◆ **WHAT YOU WILL DO**
Would you copy each line of the data below that has "plus"?

Element data from apps and pages
"""
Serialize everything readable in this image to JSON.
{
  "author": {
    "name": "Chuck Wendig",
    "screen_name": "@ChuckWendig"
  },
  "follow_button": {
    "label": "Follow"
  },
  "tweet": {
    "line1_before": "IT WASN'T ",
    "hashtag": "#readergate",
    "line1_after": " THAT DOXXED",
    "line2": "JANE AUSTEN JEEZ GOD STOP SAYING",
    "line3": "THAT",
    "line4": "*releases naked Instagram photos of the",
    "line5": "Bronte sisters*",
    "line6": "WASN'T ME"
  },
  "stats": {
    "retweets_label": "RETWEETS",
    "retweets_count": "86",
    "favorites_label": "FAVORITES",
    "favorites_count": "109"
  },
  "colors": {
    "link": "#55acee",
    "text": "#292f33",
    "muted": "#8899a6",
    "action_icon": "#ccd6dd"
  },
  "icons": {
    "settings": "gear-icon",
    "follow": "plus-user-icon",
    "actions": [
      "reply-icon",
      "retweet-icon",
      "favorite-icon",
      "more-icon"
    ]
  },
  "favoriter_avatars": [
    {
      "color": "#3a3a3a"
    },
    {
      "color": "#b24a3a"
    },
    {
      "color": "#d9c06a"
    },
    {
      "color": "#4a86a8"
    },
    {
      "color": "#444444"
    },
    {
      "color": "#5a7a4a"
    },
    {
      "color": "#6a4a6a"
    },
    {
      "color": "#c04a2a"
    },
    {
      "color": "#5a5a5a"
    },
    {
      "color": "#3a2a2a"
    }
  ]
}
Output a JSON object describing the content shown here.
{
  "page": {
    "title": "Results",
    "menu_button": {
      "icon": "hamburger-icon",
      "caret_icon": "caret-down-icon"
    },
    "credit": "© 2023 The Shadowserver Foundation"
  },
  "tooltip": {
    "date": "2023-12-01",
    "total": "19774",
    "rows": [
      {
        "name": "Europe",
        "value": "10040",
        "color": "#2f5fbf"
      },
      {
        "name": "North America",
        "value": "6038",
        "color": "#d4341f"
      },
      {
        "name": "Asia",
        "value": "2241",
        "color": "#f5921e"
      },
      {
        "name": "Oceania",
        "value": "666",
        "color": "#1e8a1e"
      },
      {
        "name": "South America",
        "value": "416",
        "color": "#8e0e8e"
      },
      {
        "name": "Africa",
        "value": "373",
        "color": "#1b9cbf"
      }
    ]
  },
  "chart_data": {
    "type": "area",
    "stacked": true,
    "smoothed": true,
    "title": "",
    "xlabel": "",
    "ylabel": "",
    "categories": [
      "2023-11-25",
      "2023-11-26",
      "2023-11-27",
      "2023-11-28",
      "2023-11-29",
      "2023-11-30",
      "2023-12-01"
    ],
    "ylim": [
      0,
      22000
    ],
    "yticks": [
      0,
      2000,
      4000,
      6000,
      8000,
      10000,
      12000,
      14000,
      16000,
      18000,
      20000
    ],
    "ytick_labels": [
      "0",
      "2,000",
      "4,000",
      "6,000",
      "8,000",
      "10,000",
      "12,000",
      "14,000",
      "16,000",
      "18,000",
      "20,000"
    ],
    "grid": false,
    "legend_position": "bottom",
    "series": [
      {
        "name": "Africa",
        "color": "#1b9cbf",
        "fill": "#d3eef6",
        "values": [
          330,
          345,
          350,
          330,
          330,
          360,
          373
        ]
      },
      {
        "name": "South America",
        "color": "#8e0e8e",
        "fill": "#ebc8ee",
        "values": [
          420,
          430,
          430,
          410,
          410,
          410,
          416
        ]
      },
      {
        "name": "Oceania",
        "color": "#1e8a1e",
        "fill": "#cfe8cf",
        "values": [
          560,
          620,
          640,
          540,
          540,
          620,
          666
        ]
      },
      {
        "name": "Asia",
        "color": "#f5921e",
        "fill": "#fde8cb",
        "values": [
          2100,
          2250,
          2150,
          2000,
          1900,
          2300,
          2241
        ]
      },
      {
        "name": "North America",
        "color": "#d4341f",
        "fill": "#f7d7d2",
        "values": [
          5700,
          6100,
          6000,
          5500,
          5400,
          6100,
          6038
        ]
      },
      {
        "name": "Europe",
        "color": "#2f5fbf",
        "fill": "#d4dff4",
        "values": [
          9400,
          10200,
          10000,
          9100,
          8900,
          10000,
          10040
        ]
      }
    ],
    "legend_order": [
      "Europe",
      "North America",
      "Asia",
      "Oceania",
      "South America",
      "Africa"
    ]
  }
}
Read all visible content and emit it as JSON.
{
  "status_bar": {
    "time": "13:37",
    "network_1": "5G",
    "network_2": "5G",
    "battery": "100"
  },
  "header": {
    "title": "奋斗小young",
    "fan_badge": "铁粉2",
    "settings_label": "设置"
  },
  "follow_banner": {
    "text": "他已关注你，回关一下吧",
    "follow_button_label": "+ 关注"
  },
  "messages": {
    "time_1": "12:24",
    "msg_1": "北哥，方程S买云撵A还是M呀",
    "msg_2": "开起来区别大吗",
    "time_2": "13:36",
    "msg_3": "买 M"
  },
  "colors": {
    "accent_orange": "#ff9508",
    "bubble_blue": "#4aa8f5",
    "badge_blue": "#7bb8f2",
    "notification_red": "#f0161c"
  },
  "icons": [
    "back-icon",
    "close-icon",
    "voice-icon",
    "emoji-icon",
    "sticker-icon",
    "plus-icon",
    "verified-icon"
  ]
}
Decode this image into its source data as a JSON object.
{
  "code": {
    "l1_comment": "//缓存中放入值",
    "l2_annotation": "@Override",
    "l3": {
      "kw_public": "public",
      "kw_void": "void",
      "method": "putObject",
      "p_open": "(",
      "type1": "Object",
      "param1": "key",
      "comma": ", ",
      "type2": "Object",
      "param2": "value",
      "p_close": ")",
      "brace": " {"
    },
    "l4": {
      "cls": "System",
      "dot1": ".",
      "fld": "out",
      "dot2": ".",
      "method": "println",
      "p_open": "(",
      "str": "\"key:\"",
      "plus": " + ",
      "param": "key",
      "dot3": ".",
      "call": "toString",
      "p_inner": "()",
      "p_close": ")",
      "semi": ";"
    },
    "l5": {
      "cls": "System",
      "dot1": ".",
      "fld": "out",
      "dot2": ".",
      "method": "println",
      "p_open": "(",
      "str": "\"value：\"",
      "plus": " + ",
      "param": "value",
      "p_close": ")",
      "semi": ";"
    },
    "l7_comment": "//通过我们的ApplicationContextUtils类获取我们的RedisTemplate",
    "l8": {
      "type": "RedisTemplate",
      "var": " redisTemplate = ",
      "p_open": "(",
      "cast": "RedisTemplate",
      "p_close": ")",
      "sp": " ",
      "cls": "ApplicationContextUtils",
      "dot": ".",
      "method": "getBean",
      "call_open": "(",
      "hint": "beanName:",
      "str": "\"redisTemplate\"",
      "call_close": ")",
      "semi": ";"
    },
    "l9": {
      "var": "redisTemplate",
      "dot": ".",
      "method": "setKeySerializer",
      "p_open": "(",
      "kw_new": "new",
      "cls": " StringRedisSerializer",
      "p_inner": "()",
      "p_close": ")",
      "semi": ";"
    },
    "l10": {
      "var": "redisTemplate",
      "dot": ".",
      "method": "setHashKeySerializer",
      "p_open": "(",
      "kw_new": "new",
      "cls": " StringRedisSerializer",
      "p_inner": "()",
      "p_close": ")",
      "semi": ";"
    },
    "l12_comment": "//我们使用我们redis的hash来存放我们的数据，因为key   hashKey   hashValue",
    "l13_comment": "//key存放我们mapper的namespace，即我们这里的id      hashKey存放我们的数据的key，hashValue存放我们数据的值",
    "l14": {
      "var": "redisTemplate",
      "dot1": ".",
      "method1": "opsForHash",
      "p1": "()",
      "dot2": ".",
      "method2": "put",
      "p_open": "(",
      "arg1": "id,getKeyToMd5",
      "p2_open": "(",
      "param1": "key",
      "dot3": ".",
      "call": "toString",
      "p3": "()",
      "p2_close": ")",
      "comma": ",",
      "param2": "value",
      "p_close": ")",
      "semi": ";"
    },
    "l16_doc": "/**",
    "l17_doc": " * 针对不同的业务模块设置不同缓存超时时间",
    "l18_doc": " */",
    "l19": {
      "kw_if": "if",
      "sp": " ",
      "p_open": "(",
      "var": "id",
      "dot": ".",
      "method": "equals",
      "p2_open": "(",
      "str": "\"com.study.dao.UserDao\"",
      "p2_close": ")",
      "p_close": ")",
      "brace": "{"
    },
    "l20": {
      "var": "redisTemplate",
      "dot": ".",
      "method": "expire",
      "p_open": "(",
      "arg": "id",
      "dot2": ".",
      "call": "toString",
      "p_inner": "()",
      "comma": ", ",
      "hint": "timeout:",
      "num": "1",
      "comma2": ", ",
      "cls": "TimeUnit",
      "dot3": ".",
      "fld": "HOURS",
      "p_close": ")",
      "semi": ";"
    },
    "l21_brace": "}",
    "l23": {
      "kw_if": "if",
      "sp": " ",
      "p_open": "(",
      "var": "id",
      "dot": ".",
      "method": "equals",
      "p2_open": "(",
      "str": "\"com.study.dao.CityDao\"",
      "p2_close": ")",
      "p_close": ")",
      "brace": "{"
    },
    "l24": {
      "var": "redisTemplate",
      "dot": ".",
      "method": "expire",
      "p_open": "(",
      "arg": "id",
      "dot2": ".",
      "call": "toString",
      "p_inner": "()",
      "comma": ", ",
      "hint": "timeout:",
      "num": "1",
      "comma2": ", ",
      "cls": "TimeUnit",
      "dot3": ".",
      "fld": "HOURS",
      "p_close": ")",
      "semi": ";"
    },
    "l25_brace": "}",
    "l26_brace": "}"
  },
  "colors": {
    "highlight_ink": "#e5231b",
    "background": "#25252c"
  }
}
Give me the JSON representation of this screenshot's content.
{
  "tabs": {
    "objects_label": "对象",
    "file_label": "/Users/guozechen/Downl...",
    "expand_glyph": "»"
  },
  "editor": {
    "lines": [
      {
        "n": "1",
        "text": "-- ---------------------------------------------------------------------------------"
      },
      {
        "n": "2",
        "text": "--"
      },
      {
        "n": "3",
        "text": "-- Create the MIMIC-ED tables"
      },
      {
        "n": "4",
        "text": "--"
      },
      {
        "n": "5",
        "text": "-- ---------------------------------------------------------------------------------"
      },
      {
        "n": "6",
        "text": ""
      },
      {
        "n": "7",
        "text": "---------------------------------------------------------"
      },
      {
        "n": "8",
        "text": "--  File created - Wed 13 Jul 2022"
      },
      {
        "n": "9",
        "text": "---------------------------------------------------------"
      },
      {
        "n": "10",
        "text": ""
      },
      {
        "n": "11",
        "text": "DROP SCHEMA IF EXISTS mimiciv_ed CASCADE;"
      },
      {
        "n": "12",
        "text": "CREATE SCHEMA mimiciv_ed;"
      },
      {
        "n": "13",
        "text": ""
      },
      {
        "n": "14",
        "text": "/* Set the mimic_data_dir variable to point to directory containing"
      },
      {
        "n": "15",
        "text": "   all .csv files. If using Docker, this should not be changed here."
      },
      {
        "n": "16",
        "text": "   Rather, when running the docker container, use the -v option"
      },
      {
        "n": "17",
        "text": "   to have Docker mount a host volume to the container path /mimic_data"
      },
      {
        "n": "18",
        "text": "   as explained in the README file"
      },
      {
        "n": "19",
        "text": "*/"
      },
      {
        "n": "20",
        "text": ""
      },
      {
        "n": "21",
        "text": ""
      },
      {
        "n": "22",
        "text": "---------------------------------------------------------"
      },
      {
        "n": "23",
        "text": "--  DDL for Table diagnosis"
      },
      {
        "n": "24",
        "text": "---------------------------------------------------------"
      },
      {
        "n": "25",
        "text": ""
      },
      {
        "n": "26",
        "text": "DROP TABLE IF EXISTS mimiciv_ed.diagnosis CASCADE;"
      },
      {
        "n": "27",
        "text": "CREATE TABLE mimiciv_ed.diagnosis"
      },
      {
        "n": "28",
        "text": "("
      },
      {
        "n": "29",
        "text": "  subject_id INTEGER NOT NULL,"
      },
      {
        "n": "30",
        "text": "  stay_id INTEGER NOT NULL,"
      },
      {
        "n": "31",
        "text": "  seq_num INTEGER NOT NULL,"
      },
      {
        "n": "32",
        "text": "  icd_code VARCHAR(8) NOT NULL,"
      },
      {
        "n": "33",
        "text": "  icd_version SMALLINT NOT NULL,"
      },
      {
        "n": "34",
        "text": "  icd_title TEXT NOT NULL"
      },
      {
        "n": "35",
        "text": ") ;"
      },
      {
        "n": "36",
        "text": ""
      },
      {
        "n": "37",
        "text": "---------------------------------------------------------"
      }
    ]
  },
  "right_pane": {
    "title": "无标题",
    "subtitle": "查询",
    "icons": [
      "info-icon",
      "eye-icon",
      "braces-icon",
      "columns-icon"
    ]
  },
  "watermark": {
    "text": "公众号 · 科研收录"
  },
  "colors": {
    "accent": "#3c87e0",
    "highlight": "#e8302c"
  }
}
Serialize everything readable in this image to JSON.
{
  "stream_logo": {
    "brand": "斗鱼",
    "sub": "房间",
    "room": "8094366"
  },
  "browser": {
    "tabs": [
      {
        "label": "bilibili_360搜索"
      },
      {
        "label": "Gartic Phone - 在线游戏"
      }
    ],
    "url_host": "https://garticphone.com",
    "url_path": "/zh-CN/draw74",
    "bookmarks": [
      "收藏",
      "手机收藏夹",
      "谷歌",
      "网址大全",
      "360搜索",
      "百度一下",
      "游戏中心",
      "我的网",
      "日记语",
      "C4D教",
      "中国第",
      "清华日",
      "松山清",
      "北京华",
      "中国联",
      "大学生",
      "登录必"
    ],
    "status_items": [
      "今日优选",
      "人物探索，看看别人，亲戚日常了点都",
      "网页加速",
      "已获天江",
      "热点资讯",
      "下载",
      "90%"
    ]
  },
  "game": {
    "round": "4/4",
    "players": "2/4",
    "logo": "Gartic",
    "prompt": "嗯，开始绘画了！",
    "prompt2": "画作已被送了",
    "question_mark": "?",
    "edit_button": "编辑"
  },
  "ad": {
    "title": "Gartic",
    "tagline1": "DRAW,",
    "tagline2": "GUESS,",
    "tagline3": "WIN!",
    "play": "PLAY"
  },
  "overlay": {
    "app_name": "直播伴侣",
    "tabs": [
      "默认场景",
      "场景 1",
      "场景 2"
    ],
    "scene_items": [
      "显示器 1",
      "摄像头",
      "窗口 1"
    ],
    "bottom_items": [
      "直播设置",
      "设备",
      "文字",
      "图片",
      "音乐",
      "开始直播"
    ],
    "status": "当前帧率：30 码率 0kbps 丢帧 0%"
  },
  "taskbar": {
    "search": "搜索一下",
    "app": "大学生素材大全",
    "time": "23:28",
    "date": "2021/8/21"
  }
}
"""
◆ **SOLUTION BELOW**
    "follow": "plus-user-icon",
    "plus-icon",
      "plus": " + ",
      "plus": " + ",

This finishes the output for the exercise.